He spoke of courage, love and faith through a reflection of stories from a cultural history many would rather forget and a present that many don't want to see. He spoke of unity and service as a mission, not just a dream.
The quote at the top of this article is one you will hear as you watch this powerful plea, not just to 2012 graduates, but to all people of every nation, race and creed. As he spoke the words, it was as if he knew exactlty what I (and many others) needed to hear.
I realized that I had been shrinking, or as he stated, reducing in size and questioning something I have known since I was a little girl; what I was created for.
I realized that in the past I I have felt indebted to people and communities that didn't really support a deeper essence and expression from me. Of course, if I choose to be 100% responsible, this was merely a reflection of feeling indebted to a part of myself that does not really value who I am, what I do and therefore, the gifts I have been given.
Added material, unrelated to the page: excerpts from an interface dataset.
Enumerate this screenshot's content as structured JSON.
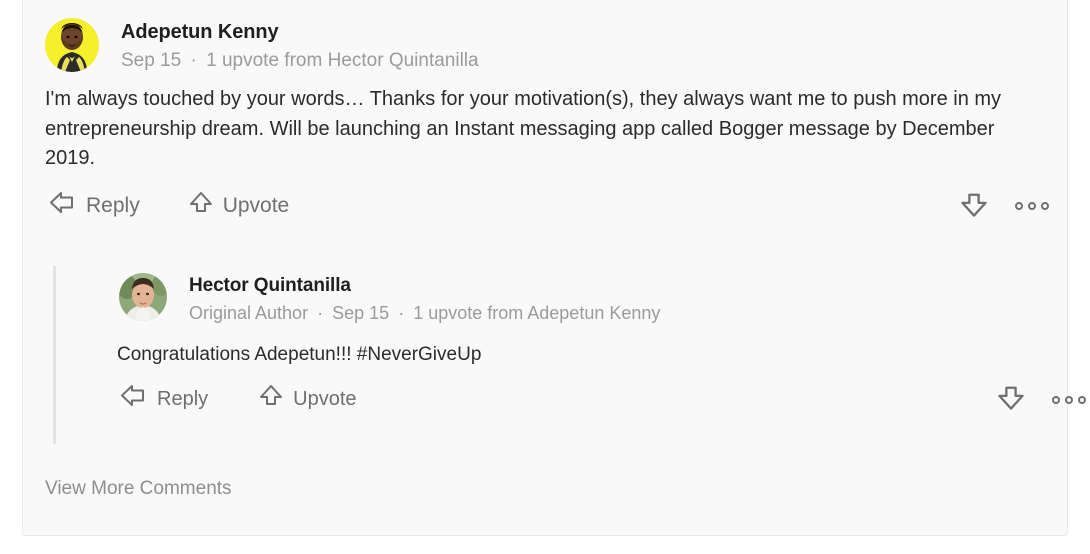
{
  "theme": {
    "card_bg": "#f9f9f9",
    "page_bg": "#ffffff",
    "name_color": "#1f1f1f",
    "meta_color": "#9b9b9b",
    "body_color": "#2b2b2b",
    "action_color": "#6f6f6f",
    "thread_line_color": "#e3e3e3",
    "avatar1_bg": "#f5f02a"
  },
  "top_comment": {
    "author": "Adepetun Kenny",
    "avatar_name": "adepetun-kenny-avatar",
    "meta": {
      "date": "Sep 15",
      "separator": "·",
      "upvotes": "1 upvote from Hector Quintanilla"
    },
    "body": "I'm always touched by your words… Thanks for your motivation(s), they always want me to push more in my entrepreneurship dream. Will be launching an Instant messaging app called Bogger message by December 2019.",
    "actions": {
      "reply_label": "Reply",
      "upvote_label": "Upvote",
      "reply_icon": "reply-arrow-icon",
      "upvote_icon": "upvote-arrow-icon",
      "downvote_icon": "downvote-arrow-icon",
      "more_icon": "more-options-icon"
    }
  },
  "nested_comment": {
    "author": "Hector Quintanilla",
    "avatar_name": "hector-quintanilla-avatar",
    "meta": {
      "badge": "Original Author",
      "separator1": "·",
      "date": "Sep 15",
      "separator2": "·",
      "upvotes": "1 upvote from Adepetun Kenny"
    },
    "body": "Congratulations Adepetun!!! #NeverGiveUp",
    "actions": {
      "reply_label": "Reply",
      "upvote_label": "Upvote",
      "reply_icon": "reply-arrow-icon",
      "upvote_icon": "upvote-arrow-icon",
      "downvote_icon": "downvote-arrow-icon",
      "more_icon": "more-options-icon"
    }
  },
  "footer": {
    "view_more_label": "View More Comments"
  }
}
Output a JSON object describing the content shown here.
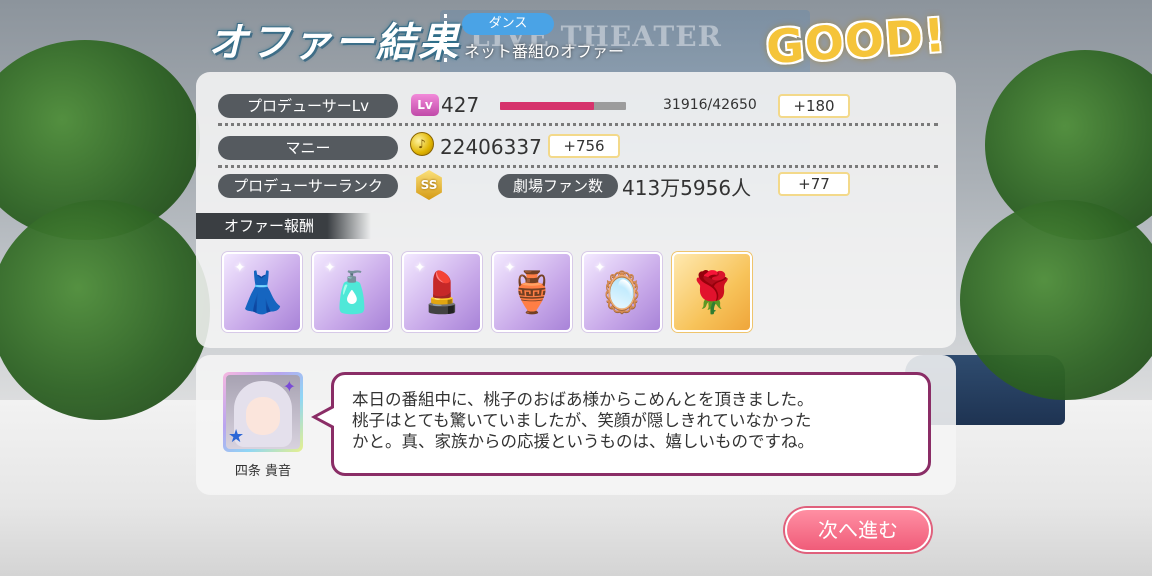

And, I apologize. I apologize for discounting the gifts I have been given (whether recently or a decade ago!) by not seeing them as worthy, valued or valuable and for settling as a result. I apologize for continuing down paths that are just not mine to take anymore and being unwilling to take ones that have not already been cleared for easy navigation!
When I said yes to a higher calling, I left a very successful and financially rewarding but spiritually vacant career. After my first two years in business, I made another shift and all but stopped working in corporate and government settings. I stopped saying no and finally began saying yes - not to a personal desire as much as to a calling to live a life many would judge as insane and at times, completely irresponsible.
Taking time off this year was not much of a choice and it "appears" that much of what I have contributed and created over years of dedicated work and service was lost in the process. I say "appears" because appearances do change, in an instant, and are not always based in fact. And boy am I living, breathing proof of that!
As Booker said (amongst dozens of golden nuggets), "He who has a heart to help, definitely has a right to complain."
Well, I have a heart to help. As much as the who, how and through what is a mystery, I have a heart to help and serve in the ways I have been created for. I have a heart to change what needs to be changed and I pray to God I have a heart to never change what is mine to do and who I am (in God's eyes), absent of being influenced by anything external to me.
But, complaining without the willingness to take action--even difficult action--is a waste of precious energy I am just now getting joyfully reacquainted with.
Do take note of any agitation you experience because it is a call to make a change and it may not be the change that seems to be most obvious. Challenge your judgments and fears. Be willing to dissect and re-write the story that seems to define you and open to writing a revised version.
Be aware of sedentary agitation, as Booker speaks to in this speech, but don't necessarily ignore or attack what agitates you. Instead, go deep into conversation with your Source and ask where you are being asked to seek a deeper truth and clarity. Decide who you are going to be, regardless of all of the invitations to be something you won't really love or be proud of, and BE IT, regardless.
It takes courage and guts, resilience and discipline. It takes energy and failure and learning from every single interaction with aspects of ourselves we don't always embrace, let alone like.
And remember, as you will hear towards the end of this powerful tribute to all who have walked before and those who are yet to come, "when life has beaten you down so low...or you've done something wrong and are laden with guilt....or you lie in curled up in bed sleepless at night, courage is not a roar" (not always). It is "the small voice that says 'get up, take a shower, brush your teeth and go out there and love..."